MongoDB (NASDAQ:MDB) is getting some positive commentary from Wall Street, as RBC Capital Markets started coverage on the database company, noting that the recent pull-back in shares provides a "unique opportunity."
Analyst Rishi Jaluria started coverage with an outperform rating and a $505 price target, implying some 28% upside, noting that shares now trade at 18 times estimated 2023 revenue.
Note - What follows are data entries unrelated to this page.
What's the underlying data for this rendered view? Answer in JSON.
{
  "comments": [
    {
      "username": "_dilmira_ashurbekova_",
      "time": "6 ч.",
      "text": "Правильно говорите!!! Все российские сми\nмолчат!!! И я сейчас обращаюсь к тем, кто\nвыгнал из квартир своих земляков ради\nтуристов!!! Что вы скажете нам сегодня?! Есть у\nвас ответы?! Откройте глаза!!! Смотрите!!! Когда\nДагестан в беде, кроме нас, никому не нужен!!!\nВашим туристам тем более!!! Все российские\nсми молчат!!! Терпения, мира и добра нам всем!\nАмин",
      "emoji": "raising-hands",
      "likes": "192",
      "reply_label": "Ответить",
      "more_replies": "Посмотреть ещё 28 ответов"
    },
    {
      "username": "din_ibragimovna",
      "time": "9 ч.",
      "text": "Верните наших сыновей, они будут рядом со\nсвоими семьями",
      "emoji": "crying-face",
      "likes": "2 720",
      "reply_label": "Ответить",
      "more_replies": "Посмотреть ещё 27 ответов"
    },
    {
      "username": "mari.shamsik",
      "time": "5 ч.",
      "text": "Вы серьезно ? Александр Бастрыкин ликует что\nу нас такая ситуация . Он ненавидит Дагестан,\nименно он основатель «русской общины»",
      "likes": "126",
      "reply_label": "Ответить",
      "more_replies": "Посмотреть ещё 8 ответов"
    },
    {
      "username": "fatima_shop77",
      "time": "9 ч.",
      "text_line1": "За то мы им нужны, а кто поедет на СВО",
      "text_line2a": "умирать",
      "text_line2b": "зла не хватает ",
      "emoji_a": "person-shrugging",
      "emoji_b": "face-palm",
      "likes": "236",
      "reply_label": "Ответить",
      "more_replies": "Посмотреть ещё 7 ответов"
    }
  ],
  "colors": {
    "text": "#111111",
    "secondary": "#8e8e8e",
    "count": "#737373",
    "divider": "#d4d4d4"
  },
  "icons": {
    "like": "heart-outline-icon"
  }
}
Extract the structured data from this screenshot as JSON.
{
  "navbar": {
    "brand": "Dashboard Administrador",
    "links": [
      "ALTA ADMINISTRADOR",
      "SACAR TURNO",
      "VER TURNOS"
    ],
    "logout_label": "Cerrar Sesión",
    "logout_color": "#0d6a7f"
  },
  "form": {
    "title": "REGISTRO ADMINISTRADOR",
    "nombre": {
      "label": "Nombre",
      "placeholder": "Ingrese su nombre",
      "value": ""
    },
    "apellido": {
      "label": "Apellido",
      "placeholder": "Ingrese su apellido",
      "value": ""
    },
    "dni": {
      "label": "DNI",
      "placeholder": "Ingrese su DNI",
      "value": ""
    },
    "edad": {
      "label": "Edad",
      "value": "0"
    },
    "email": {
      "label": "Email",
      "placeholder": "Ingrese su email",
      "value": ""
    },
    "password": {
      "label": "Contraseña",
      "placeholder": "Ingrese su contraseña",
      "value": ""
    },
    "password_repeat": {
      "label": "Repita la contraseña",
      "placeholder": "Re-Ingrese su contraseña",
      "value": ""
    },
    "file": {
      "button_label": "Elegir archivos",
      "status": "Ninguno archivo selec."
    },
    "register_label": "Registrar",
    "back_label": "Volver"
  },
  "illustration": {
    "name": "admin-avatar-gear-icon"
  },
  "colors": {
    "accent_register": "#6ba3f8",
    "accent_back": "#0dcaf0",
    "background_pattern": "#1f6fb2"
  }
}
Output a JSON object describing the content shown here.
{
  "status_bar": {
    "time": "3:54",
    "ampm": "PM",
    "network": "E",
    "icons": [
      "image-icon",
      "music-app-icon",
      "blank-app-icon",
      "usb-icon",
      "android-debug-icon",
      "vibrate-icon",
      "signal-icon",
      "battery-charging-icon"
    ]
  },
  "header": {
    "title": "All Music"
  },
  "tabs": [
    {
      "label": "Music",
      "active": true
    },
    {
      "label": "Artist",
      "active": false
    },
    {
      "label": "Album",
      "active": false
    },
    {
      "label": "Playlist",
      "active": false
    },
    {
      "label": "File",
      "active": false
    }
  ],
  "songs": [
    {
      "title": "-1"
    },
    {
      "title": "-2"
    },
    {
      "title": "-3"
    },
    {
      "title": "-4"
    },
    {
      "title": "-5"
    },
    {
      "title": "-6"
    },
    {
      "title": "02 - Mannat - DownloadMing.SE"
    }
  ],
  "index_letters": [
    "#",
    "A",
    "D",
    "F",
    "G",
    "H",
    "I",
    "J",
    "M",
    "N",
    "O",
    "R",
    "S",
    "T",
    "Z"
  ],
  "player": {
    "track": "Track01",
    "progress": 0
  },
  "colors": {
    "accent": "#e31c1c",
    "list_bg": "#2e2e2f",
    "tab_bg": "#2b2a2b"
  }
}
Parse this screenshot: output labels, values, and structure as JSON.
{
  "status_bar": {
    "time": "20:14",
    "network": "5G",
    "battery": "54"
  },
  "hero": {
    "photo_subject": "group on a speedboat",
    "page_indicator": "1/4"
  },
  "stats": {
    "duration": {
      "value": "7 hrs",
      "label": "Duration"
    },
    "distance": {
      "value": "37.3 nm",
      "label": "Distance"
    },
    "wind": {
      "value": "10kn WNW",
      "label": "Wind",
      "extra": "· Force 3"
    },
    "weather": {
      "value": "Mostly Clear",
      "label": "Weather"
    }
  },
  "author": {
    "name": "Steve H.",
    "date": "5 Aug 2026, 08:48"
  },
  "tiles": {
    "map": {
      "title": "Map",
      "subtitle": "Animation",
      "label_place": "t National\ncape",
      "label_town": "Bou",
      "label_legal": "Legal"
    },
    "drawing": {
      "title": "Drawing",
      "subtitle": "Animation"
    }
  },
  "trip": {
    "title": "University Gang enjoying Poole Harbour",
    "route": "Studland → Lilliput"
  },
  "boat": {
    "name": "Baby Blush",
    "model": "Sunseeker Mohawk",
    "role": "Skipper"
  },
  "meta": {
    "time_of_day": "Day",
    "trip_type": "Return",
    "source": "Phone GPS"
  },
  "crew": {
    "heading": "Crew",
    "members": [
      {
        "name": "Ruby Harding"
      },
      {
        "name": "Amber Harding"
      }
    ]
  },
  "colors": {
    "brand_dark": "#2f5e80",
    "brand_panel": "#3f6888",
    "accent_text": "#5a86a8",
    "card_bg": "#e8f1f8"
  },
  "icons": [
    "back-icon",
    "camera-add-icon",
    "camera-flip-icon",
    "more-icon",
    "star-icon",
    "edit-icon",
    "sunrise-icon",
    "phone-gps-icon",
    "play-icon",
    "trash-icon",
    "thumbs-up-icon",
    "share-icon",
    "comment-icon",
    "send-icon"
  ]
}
This is a discount to the implied 23 times for the price target, which is a "premium to peers that we view as deserving given MDB's durable leadership in next-gen databases, large and fast growing [total addressable market], and powerful secular tailwinds," Jaluria wrote in a note to clients.
Jaluria noted that MongoDB's core total addressable market is more than $25 billion and the company is "uniquely positioned" in the highest-growing areas, including NoSQL and cloud database-as-a-service.
"We acknowledge MDB's stated $100B+ TAM is more optimistic given it accounts for workloads unlikely to be fully addressed by MDB (data warehouse, relational database)," Jaluria wrote. "However, we see this as a moot point given MDB’s core market provides plenty of room for strong growth in the medium term."
MongoDB shares were lower in premarket trading, down 0.5% to $379.99.
In addition, Jaluria pointed out that the days of Oracle (NYSE:ORCL) completely dominating databases are gone and though incumbent databases have proven to be resilient, it's likely that next-generation databases will continue to gain share.
While MongoDB is the leader in independent NoSQL and is growing faster than its competitors at 50% growth with more than $900 million in annual recurring revenue, there are some long-term competitive risks, Jaluria explained.
These include NewSQL as an alternative, Oracle's "stickiness" in databases is still prevalent and hyperscalers could limit MongoDB's opportunities, all of which could "prevent MongoDB from becoming the next Salesforce."
In January, Macquarie said that MongoDB was among the stocks best positioned to take advantage of the digital transformation, as developers have more power than before.